App and web page records
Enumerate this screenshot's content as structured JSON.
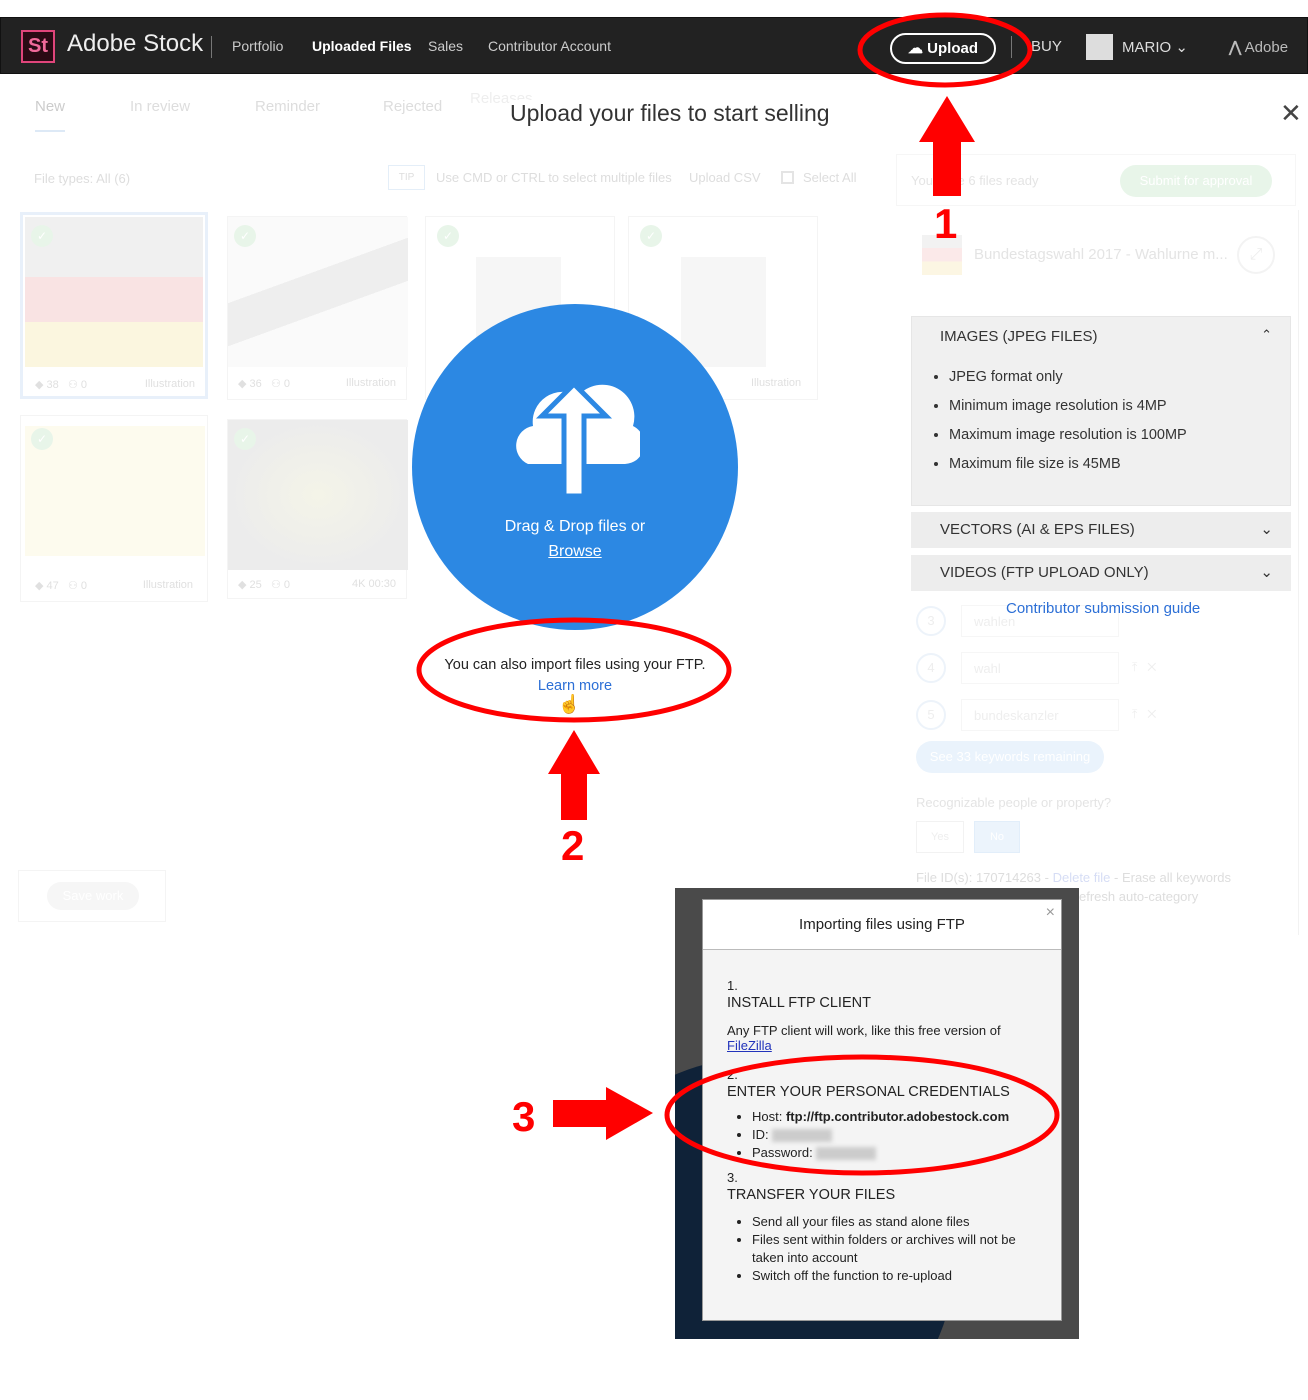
{
  "nav": {
    "logo": "St",
    "brand": "Adobe Stock",
    "links": [
      "Portfolio",
      "Uploaded Files",
      "Sales",
      "Contributor Account"
    ],
    "upload": "Upload",
    "buy": "BUY",
    "user": "MARIO",
    "adobe": "Adobe"
  },
  "tabs": [
    "New",
    "In review",
    "Reminder",
    "Rejected",
    "Releases"
  ],
  "overlay": {
    "title": "Upload your files to start selling",
    "drop": "Drag & Drop files or",
    "browse": "Browse",
    "ftp_text": "You can also import files using your FTP.",
    "learn_more": "Learn more"
  },
  "toolbar": {
    "file_types": "File types: All (6)",
    "tip": "TIP",
    "tip_text": "Use CMD or CTRL to select multiple files",
    "upload_csv": "Upload CSV",
    "select_all": "Select All"
  },
  "files": [
    {
      "keywords": "38",
      "people": "0",
      "type": "Illustration"
    },
    {
      "keywords": "36",
      "people": "0",
      "type": "Illustration"
    },
    {
      "keywords": "",
      "people": "",
      "type": ""
    },
    {
      "keywords": "",
      "people": "",
      "type": "Illustration"
    },
    {
      "keywords": "47",
      "people": "0",
      "type": "Illustration"
    },
    {
      "keywords": "25",
      "people": "0",
      "type": "4K 00:30"
    }
  ],
  "save_work": "Save work",
  "right": {
    "ready": "You have 6 files ready",
    "submit": "Submit for approval",
    "file_title": "Bundestagswahl 2017 - Wahlurne m...",
    "images_header": "IMAGES (JPEG FILES)",
    "images_rules": [
      "JPEG format only",
      "Minimum image resolution is 4MP",
      "Maximum image resolution is 100MP",
      "Maximum file size is 45MB"
    ],
    "vectors_header": "VECTORS (AI & EPS FILES)",
    "videos_header": "VIDEOS (FTP UPLOAD ONLY)",
    "guide": "Contributor submission guide",
    "keywords": [
      {
        "n": "3",
        "k": "wahlen"
      },
      {
        "n": "4",
        "k": "wahl"
      },
      {
        "n": "5",
        "k": "bundeskanzler"
      }
    ],
    "see_more": "See 33 keywords remaining",
    "recognizable": "Recognizable people or property?",
    "yes": "Yes",
    "no": "No",
    "file_id": "File ID(s): 170714263 - ",
    "delete": "Delete file",
    "erase": " - Erase all keywords",
    "refresh": "efresh auto-category"
  },
  "ftp_dialog": {
    "title": "Importing files using FTP",
    "close": "×",
    "step1_num": "1.",
    "step1_title": "INSTALL FTP CLIENT",
    "step1_text": "Any FTP client will work, like this free version of ",
    "filezilla": "FileZilla",
    "step2_num": "2.",
    "step2_title": "ENTER YOUR PERSONAL CREDENTIALS",
    "host_label": "Host: ",
    "host": "ftp://ftp.contributor.adobestock.com",
    "id_label": "ID: ",
    "password_label": "Password: ",
    "step3_num": "3.",
    "step3_title": "TRANSFER YOUR FILES",
    "step3_items": [
      "Send all your files as stand alone files",
      "Files sent within folders or archives will not be taken into account",
      "Switch off the function to re-upload"
    ]
  },
  "annotations": [
    "1",
    "2",
    "3"
  ],
  "colors": {
    "accent": "#2c88e3",
    "annotation": "#ff0000",
    "nav": "#222222"
  }
}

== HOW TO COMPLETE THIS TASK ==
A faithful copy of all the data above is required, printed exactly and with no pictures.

== OUTPUT FOR THIS EXERCISE ==
Enumerate this screenshot's content as structured JSON.
{
  "nav": {
    "logo": "St",
    "brand": "Adobe Stock",
    "links": [
      "Portfolio",
      "Uploaded Files",
      "Sales",
      "Contributor Account"
    ],
    "upload": "Upload",
    "buy": "BUY",
    "user": "MARIO",
    "adobe": "Adobe"
  },
  "tabs": [
    "New",
    "In review",
    "Reminder",
    "Rejected",
    "Releases"
  ],
  "overlay": {
    "title": "Upload your files to start selling",
    "drop": "Drag & Drop files or",
    "browse": "Browse",
    "ftp_text": "You can also import files using your FTP.",
    "learn_more": "Learn more"
  },
  "toolbar": {
    "file_types": "File types: All (6)",
    "tip": "TIP",
    "tip_text": "Use CMD or CTRL to select multiple files",
    "upload_csv": "Upload CSV",
    "select_all": "Select All"
  },
  "files": [
    {
      "keywords": "38",
      "people": "0",
      "type": "Illustration"
    },
    {
      "keywords": "36",
      "people": "0",
      "type": "Illustration"
    },
    {
      "keywords": "",
      "people": "",
      "type": ""
    },
    {
      "keywords": "",
      "people": "",
      "type": "Illustration"
    },
    {
      "keywords": "47",
      "people": "0",
      "type": "Illustration"
    },
    {
      "keywords": "25",
      "people": "0",
      "type": "4K 00:30"
    }
  ],
  "save_work": "Save work",
  "right": {
    "ready": "You have 6 files ready",
    "submit": "Submit for approval",
    "file_title": "Bundestagswahl 2017 - Wahlurne m...",
    "images_header": "IMAGES (JPEG FILES)",
    "images_rules": [
      "JPEG format only",
      "Minimum image resolution is 4MP",
      "Maximum image resolution is 100MP",
      "Maximum file size is 45MB"
    ],
    "vectors_header": "VECTORS (AI & EPS FILES)",
    "videos_header": "VIDEOS (FTP UPLOAD ONLY)",
    "guide": "Contributor submission guide",
    "keywords": [
      {
        "n": "3",
        "k": "wahlen"
      },
      {
        "n": "4",
        "k": "wahl"
      },
      {
        "n": "5",
        "k": "bundeskanzler"
      }
    ],
    "see_more": "See 33 keywords remaining",
    "recognizable": "Recognizable people or property?",
    "yes": "Yes",
    "no": "No",
    "file_id": "File ID(s): 170714263 - ",
    "delete": "Delete file",
    "erase": " - Erase all keywords",
    "refresh": "efresh auto-category"
  },
  "ftp_dialog": {
    "title": "Importing files using FTP",
    "close": "×",
    "step1_num": "1.",
    "step1_title": "INSTALL FTP CLIENT",
    "step1_text": "Any FTP client will work, like this free version of ",
    "filezilla": "FileZilla",
    "step2_num": "2.",
    "step2_title": "ENTER YOUR PERSONAL CREDENTIALS",
    "host_label": "Host: ",
    "host": "ftp://ftp.contributor.adobestock.com",
    "id_label": "ID: ",
    "password_label": "Password: ",
    "step3_num": "3.",
    "step3_title": "TRANSFER YOUR FILES",
    "step3_items": [
      "Send all your files as stand alone files",
      "Files sent within folders or archives will not be taken into account",
      "Switch off the function to re-upload"
    ]
  },
  "annotations": [
    "1",
    "2",
    "3"
  ],
  "colors": {
    "accent": "#2c88e3",
    "annotation": "#ff0000",
    "nav": "#222222"
  }
}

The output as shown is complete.